As health insurance prices continue to rise, contractors may want to consider an option called health savings accounts (HSAs). They're no cure-all, but some companies have successfully switched to this lower-cost alternative from PPOs and HMOs.

HSAs are tax-sheltered savings accounts for medical expenses. They're set up in tandem with a high deductible health insurance policy: $1,000 minimum for individuals, $2,000 for a family. The policy also must have maximum out-of-pocket expenses of no more than $5,000 per year for an individual and $10,000 for a family.

All annual contributions are limited to $2,600 for individuals, $5,150 for families. Withdrawals for medical expenses are not taxed. The money in the account belongs to the employee and doesn't have to be used by the end of the year.

For employers, HSAs offer lower costs and additional flexibility. Gibson Roubal Construction in Lake Leelanau, Mich., opted for HSAs. Office manager Jana Kiessel says the company is paying less now than it was for Blue Cross Blue Shield three years ago.

Employer interest in HSAs
Mercer Human Resource Consulting Employer interest in HSAs

From the employee point of view, Kiessel says, “it's a good deal if you don't incur a lot of medical expenses in the first few years. If you're healthy you can build up a nice cushion for later medical expenses and theoretically never have anything come out of pocket.”
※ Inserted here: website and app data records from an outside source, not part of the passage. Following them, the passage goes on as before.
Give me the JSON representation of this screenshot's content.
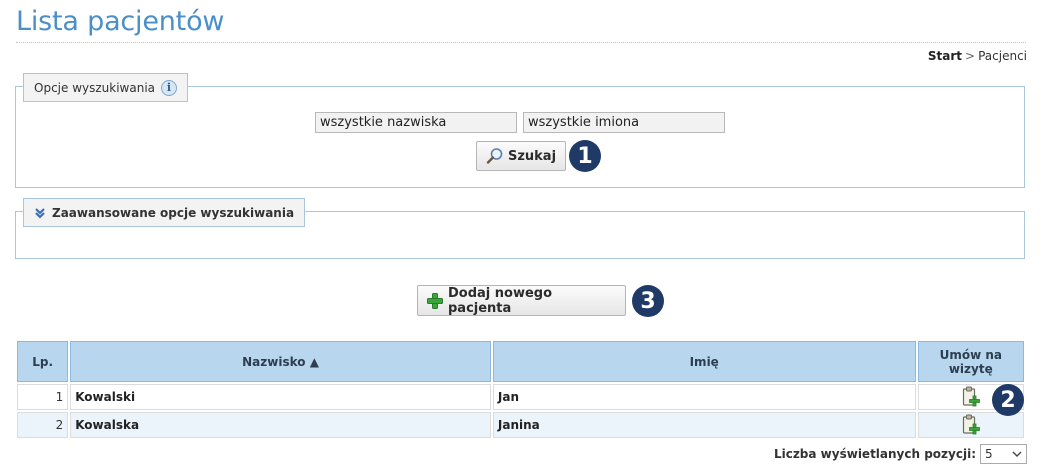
{
  "page": {
    "title": "Lista pacjentów"
  },
  "breadcrumb": {
    "home": "Start",
    "separator": ">",
    "current": "Pacjenci"
  },
  "search": {
    "legend": "Opcje wyszukiwania",
    "surname_placeholder": "wszystkie nazwiska",
    "firstname_placeholder": "wszystkie imiona",
    "submit_label": "Szukaj",
    "callout": "1"
  },
  "advanced": {
    "legend": "Zaawansowane opcje wyszukiwania"
  },
  "add_patient": {
    "label": "Dodaj nowego pacjenta",
    "callout": "3"
  },
  "table": {
    "headers": {
      "lp": "Lp.",
      "surname": "Nazwisko ▲",
      "firstname": "Imię",
      "appointment": "Umów na wizytę"
    },
    "rows": [
      {
        "lp": "1",
        "surname": "Kowalski",
        "firstname": "Jan"
      },
      {
        "lp": "2",
        "surname": "Kowalska",
        "firstname": "Janina"
      }
    ],
    "appointment_callout": "2"
  },
  "pager": {
    "label": "Liczba wyświetlanych pozycji:",
    "value": "5"
  },
  "colors": {
    "title": "#4b8fc9",
    "header_bg": "#b9d6ef",
    "callout_bg": "#1f3a66",
    "add_icon": "#3aa63a"
  },
  "icons": {
    "info": "info-icon",
    "chevron": "double-chevron-down-icon",
    "search": "magnifier-icon",
    "add": "plus-icon",
    "appointment": "clipboard-add-icon",
    "dropdown": "chevron-down-icon"
  }
}
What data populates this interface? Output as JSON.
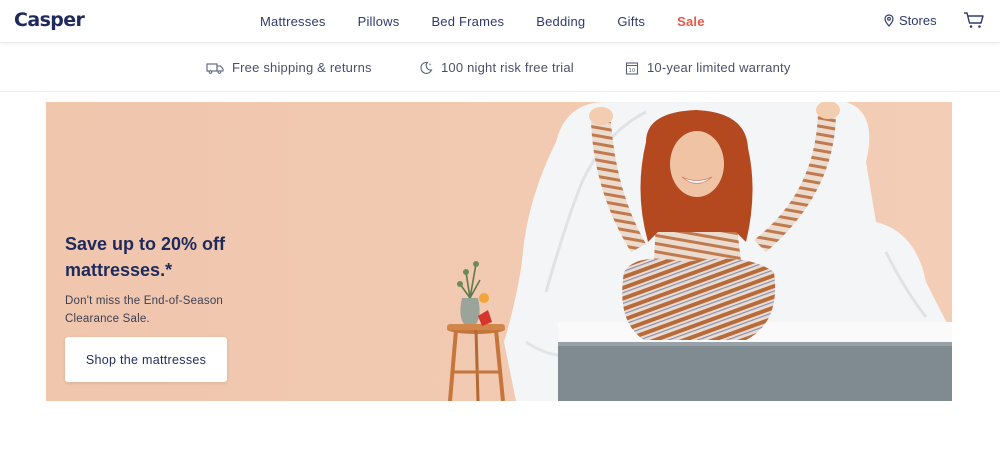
{
  "header": {
    "logo": "Casper",
    "nav": [
      "Mattresses",
      "Pillows",
      "Bed Frames",
      "Bedding",
      "Gifts",
      "Sale"
    ],
    "stores_label": "Stores",
    "cart_icon": "cart-icon",
    "stores_icon": "map-pin-icon"
  },
  "value_props": [
    {
      "icon": "truck-icon",
      "label": "Free shipping & returns"
    },
    {
      "icon": "moon-icon",
      "label": "100 night risk free trial"
    },
    {
      "icon": "calendar-icon",
      "label": "10-year limited warranty"
    }
  ],
  "hero": {
    "title_line1": "Save up to 20% off",
    "title_line2": "mattresses.*",
    "subtitle_line1": "Don't miss the End-of-Season",
    "subtitle_line2": "Clearance Sale.",
    "cta_label": "Shop the mattresses"
  },
  "colors": {
    "brand": "#1f2a5c",
    "sale": "#e4574b",
    "hero_bg": "#f1c7ae"
  }
}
If the goal is to cut costs, HSAs will, says Paul Fronstin, senior research associate at the nonprofit Employee Benefit Research Institute. There are, however, other productivity questions, Fronstin says.

“Will people perceive it as a compensation cut? Will there be an effect on recruitment and retention? There is no way to know the overall effect.” —Diane Kittower. This article originally appeared in REPLACEMENT CONTRACTOR.

Source: Mercer Human Resource Counsiling